About photobooks – old and new.
Title: Cecil Beaton’s New York
Author: Cecil Beaton
Published in 1938, first edition, in yellow cloth, in London by B.T. Batsford and in New York/Philadelphia by J.B. Lippincott Company
Hardcover with illustrated dust jacket, 8vo, 262 pages with 49 photographs by Beaton and 71 photographs by other collaborators.
Cecil Beaton (1904-1980) was an eclectic English artist, who worked as a fashion designer, portrait and war photographer, painter, interior designer. He won several Tony and Oscar awards for costume design in the 1950’s.
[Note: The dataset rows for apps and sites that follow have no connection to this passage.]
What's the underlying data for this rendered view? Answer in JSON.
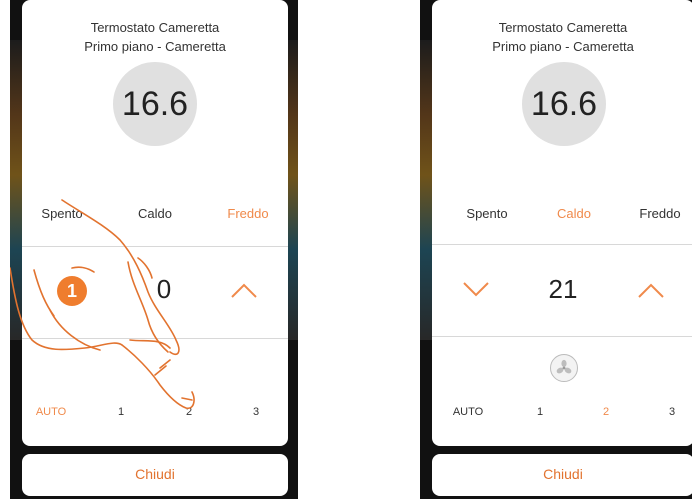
{
  "colors": {
    "accent": "#f08a4b",
    "close_text": "#e2732f",
    "badge": "#ef7d2e"
  },
  "left_screen": {
    "title_line1": "Termostato Cameretta",
    "title_line2": "Primo piano - Cameretta",
    "temperature": "16.6",
    "modes": {
      "off": "Spento",
      "heat": "Caldo",
      "cool": "Freddo",
      "selected": "Freddo"
    },
    "setpoint": "0",
    "speeds": {
      "auto": "AUTO",
      "s1": "1",
      "s2": "2",
      "s3": "3",
      "selected": "AUTO"
    },
    "close_label": "Chiudi",
    "step_badge": "1"
  },
  "right_screen": {
    "title_line1": "Termostato Cameretta",
    "title_line2": "Primo piano - Cameretta",
    "temperature": "16.6",
    "modes": {
      "off": "Spento",
      "heat": "Caldo",
      "cool": "Freddo",
      "selected": "Caldo"
    },
    "setpoint": "21",
    "speeds": {
      "auto": "AUTO",
      "s1": "1",
      "s2": "2",
      "s3": "3",
      "selected": "2"
    },
    "close_label": "Chiudi",
    "icons": {
      "decrease": "chevron-down-icon",
      "increase": "chevron-up-icon",
      "fan": "fan-icon"
    }
  }
}
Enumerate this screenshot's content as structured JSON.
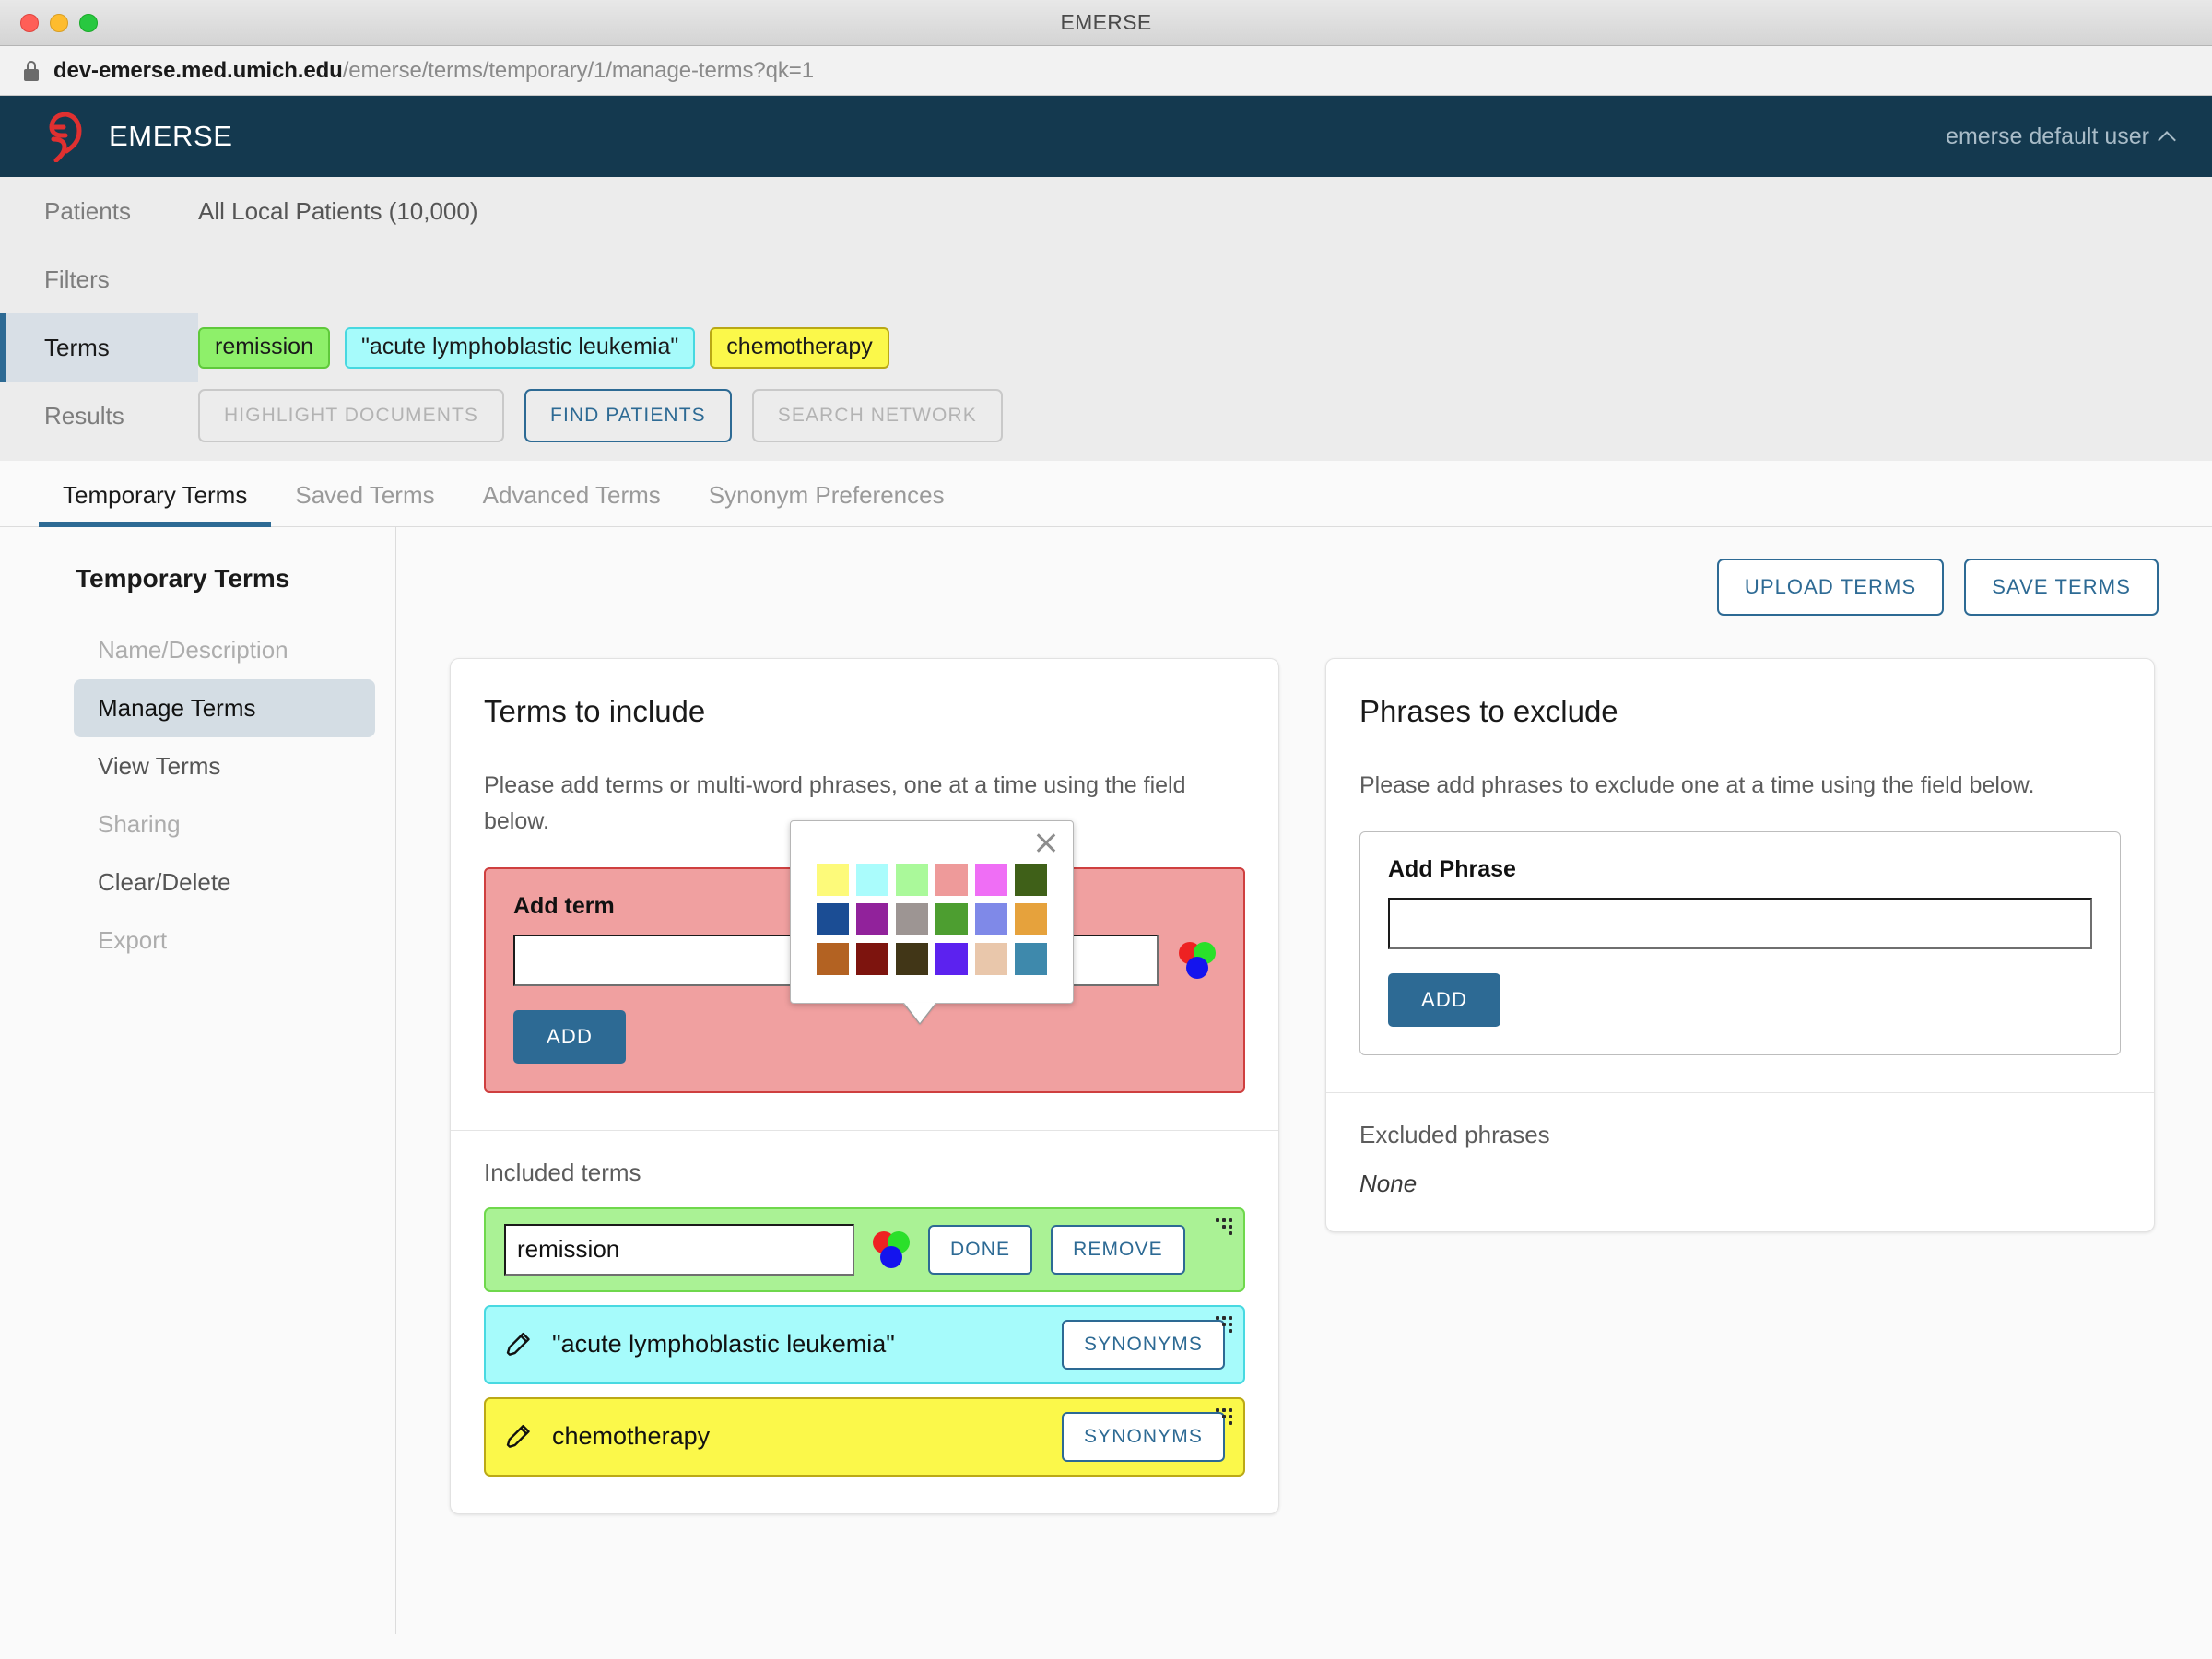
{
  "window": {
    "title": "EMERSE",
    "traffic_lights": [
      "close",
      "minimize",
      "zoom"
    ]
  },
  "browser": {
    "url_host": "dev-emerse.med.umich.edu",
    "url_path": "/emerse/terms/temporary/1/manage-terms?qk=1",
    "lock_icon": "lock-icon"
  },
  "appheader": {
    "brand": "EMERSE",
    "user": "emerse default user",
    "chevron": "chevron-up-icon"
  },
  "querybar": {
    "rows": [
      {
        "label": "Patients",
        "value": "All Local Patients (10,000)"
      },
      {
        "label": "Filters",
        "value": ""
      },
      {
        "label": "Terms",
        "value": ""
      },
      {
        "label": "Results",
        "value": ""
      }
    ],
    "chips": [
      {
        "text": "remission",
        "bg": "#8ef06a",
        "border": "#5fc93b"
      },
      {
        "text": "\"acute lymphoblastic leukemia\"",
        "bg": "#a6fbfb",
        "border": "#47d8e0"
      },
      {
        "text": "chemotherapy",
        "bg": "#fbf84a",
        "border": "#b9a815"
      }
    ],
    "actions": [
      {
        "label": "HIGHLIGHT DOCUMENTS",
        "state": "disabled"
      },
      {
        "label": "FIND PATIENTS",
        "state": "primary"
      },
      {
        "label": "SEARCH NETWORK",
        "state": "disabled"
      }
    ]
  },
  "tabs": [
    {
      "label": "Temporary Terms",
      "active": true
    },
    {
      "label": "Saved Terms",
      "active": false
    },
    {
      "label": "Advanced Terms",
      "active": false
    },
    {
      "label": "Synonym Preferences",
      "active": false
    }
  ],
  "sidebar": {
    "title": "Temporary Terms",
    "items": [
      {
        "label": "Name/Description",
        "state": "muted"
      },
      {
        "label": "Manage Terms",
        "state": "active"
      },
      {
        "label": "View Terms",
        "state": "normal"
      },
      {
        "label": "Sharing",
        "state": "muted"
      },
      {
        "label": "Clear/Delete",
        "state": "normal"
      },
      {
        "label": "Export",
        "state": "muted"
      }
    ]
  },
  "content_toolbar": {
    "upload_label": "UPLOAD TERMS",
    "save_label": "SAVE TERMS"
  },
  "include_card": {
    "title": "Terms to include",
    "help": "Please add terms or multi-word phrases, one at a time using the field below.",
    "add_label": "Add term",
    "add_value": "",
    "add_placeholder": "",
    "add_button": "ADD",
    "color_icon": "color-swatch-icon",
    "section_label": "Included terms",
    "terms": [
      {
        "text": "remission",
        "bg": "#aaf295",
        "border": "#6fd84c",
        "editing": true,
        "done_label": "DONE",
        "remove_label": "REMOVE"
      },
      {
        "text": "\"acute lymphoblastic leukemia\"",
        "bg": "#a6fbfb",
        "border": "#48d9e1",
        "editing": false,
        "synonyms_label": "SYNONYMS"
      },
      {
        "text": "chemotherapy",
        "bg": "#fbf84a",
        "border": "#bba916",
        "editing": false,
        "synonyms_label": "SYNONYMS"
      }
    ]
  },
  "exclude_card": {
    "title": "Phrases to exclude",
    "help": "Please add phrases to exclude one at a time using the field below.",
    "add_label": "Add Phrase",
    "add_value": "",
    "add_placeholder": "",
    "add_button": "ADD",
    "section_label": "Excluded phrases",
    "none_label": "None"
  },
  "color_popup": {
    "close_icon": "close-icon",
    "swatches": [
      "#fdfa7a",
      "#aafcfc",
      "#aaf99a",
      "#ee9a9a",
      "#ef6ef5",
      "#3f6018",
      "#1b4d94",
      "#91229b",
      "#9d9593",
      "#4d9e30",
      "#7f89e8",
      "#e6a23c",
      "#b36222",
      "#7d140e",
      "#413617",
      "#5c22ef",
      "#e9c7ab",
      "#3e89ac"
    ]
  }
}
He lived briefly in New York in the 1930s. During that time he recorded his “impressions of the city”, which he decided to publish in the form of a photobook. The nature of the book was not meant to be an objective and comprehensive description of New York, but rather a catalogue of Beaton’s personal experiences of the city.
Beaton excelled and published several books in the diary genre. That diaristic style is the basis of this photobook, which includes illustrations of Beaton’s preferred places of the city with his own photos and drawings. Some of them are peculiar, illustrating less touristic and glamorous parts of New York, such as dark and desolated streets at night, specific flower and’ wedding dresses boutiques.
In addition to these unknown and intimate places, the book also includes a number of cliche pictures of NYC, apparently at the request of the publisher to please a wider market. The typical and emblematic buildings of the city, such as the Empire State, Chrysler building, and Grand Central, among others, are also included. Typical Harlem and Broadway scenes are also part of the list.
Overall, this photobook, wrapped in a beautiful dust jacket, is not groundbreaking in the genre, but comparing with more traditional guidebooks of NYC, it does innovate by bringing a more personal perspective.